The New Year has commenced. It's time to move forward and start eating smarter in 2019. So while your good intentions are at their peak, we’re giving you a quick look at some common diet saboteurs, along with strategies to overcome them!
Having an All-or-Nothing Attitude Being a perfectionist is a good thing. Not if it causes you to give up the second you have a slip! And that happens frequently when you set unreasonable expectations for yourself. You’re not perfect. No one is. Don’t let the inevitable break from perfection cause you to back out, or dictate you to start making smart food choices again next week, next month, and maybe the next year.
The Fix: There’s nothing wrong with setting goals and guidelines. But have a little grace for yourself when things don’t go according to plan. Just get right back on the healthy-eating bandwagon next time you get a chance. And take a minute to evaluate your goals. Are they truly attainable? Or are you setting yourself up for failure? Aim for improvement rather than perfection. If it’s been a while since you’ve routinely exercised, start with two days a week, not six. If a full diet overhaul sounds daunting, start by eating more fruits & veggies and limiting starchy carbs and sugary snacks.
Not Planning Ahead The greasy takeout dinner, the unhygienic fast foods we feast on so often. The list is long. So many poor eating choices can be prevented by doing some planning. It’s pretty much impossible to make smart food decisions when our options are limited and our stomach is talking louder than the sensible voice in our brain.
The Fix: Outsmart impulse eating by being prepared. Before your next supermarket trip, think about your weekly food needs and your schedule. If mornings at home are typically rushed, stock up on speedy breakfast staples, like Greek yogurt and ready-to-eat hard-boiled eggs. Think about packing lunches and snacks, so busy afternoon eating becomes a breeze. Have some time over the weekend? Whip up a bunch of make-ahead recipes like these...
Falling Victim to Trigger Foods

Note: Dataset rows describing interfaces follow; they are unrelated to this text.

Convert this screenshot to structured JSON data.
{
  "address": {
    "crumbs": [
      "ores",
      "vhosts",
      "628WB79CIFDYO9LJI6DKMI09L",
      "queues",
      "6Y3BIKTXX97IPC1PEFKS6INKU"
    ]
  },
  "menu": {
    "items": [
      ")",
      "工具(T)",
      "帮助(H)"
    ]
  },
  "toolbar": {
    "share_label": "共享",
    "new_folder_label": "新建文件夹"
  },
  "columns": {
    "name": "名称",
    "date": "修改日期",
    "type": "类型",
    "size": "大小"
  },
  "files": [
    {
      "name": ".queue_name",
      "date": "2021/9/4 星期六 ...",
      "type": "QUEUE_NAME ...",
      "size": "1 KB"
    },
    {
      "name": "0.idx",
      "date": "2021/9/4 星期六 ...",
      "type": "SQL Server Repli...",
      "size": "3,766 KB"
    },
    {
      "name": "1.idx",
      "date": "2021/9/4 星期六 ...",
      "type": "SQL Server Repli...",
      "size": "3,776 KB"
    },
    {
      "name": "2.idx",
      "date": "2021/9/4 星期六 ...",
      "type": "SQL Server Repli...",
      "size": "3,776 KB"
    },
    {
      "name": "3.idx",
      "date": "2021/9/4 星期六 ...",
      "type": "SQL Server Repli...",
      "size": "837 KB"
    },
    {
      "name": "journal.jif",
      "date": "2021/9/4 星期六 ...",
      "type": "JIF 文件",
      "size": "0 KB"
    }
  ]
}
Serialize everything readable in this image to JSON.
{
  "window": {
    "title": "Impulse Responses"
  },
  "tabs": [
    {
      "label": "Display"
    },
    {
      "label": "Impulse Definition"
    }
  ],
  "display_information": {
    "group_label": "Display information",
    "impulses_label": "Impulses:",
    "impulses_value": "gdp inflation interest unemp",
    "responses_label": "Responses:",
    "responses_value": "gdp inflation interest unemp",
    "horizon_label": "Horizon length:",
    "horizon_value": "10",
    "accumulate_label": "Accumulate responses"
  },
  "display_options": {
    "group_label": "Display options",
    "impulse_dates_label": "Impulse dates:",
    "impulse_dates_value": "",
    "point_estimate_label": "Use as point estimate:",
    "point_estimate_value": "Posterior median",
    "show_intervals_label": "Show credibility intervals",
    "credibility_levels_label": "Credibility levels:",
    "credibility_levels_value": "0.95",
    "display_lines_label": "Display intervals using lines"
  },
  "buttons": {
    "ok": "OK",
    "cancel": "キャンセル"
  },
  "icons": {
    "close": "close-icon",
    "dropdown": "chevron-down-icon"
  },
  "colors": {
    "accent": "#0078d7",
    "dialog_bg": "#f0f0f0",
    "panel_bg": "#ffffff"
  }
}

Trigger foods aren’t foods you just really enjoy. Trigger foods are things that make you hungrier and unable to control your insatiable desire to eat more. For some of us, trigger foods can be salty, starchy snacks, like pretzels and chips. For others, they're sugary treats or carby comfort foods. Knowing your triggers is half the battle. And the best offense is a good defense.
You’ve got to avoid your trigger foods completely. This really comes down to knowing yourself. But if the lighter versions of your trigger foods set you on your way to an eating frenzy, do yourself a favor and avoid them altogether. By the way, if you find yourself in the middle of a trigger food binge, pop a mint or a stick of sugar-free gum in your mouth -- it’ll help!
Stress & Boredom
These things may seem like total opposites, but BOTH can drive us to mindlessly eat. If we need something to take the edge off a tense mood, we eat. If we have nothing going on at the moment and nothing else to do, we eat. For emotional eaters, any emotion we don’t want to feel can make food seem like a comforting solution.
Plan ahead with smart snacks: things like baby carrots, hard candy, and dessert-flavored tea. This way, if you mindlessly munch (or sip), you won’t do too much damage. Another solution: Look for non-food ways to get relief. Go for a walk, peruse your favorite online retailer’s website, or read a magazine (like the Hungry Girl magazine!). Also, don’t be afraid to face stress head-on! Whip up a to-do list so things seem less overwhelming and more manageable.